Data to use: Begin

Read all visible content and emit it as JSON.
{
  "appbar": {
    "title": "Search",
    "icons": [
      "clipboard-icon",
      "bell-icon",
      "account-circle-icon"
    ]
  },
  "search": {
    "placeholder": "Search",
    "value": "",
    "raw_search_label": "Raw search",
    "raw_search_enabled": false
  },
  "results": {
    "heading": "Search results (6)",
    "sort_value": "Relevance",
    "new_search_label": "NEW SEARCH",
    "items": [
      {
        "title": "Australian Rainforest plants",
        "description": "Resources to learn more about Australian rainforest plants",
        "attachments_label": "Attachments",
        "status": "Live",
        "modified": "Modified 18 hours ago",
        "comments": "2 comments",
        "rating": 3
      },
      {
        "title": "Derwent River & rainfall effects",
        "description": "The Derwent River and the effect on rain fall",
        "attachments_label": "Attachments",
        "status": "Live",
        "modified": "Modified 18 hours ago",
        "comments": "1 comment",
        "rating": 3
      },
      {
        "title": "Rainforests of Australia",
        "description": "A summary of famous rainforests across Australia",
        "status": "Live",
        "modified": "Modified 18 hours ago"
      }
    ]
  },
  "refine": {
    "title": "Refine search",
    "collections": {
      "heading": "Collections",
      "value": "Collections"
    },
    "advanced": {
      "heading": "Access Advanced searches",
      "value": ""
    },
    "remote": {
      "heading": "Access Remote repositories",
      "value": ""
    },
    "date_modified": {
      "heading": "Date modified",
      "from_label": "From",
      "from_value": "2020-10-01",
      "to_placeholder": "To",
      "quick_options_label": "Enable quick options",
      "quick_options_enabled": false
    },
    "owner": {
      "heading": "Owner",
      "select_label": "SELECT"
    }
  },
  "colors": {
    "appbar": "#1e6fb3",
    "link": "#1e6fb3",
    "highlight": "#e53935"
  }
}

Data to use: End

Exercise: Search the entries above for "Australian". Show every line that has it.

Output for this exercise:
        "title": "Australian Rainforest plants",
        "description": "Resources to learn more about Australian rainforest plants",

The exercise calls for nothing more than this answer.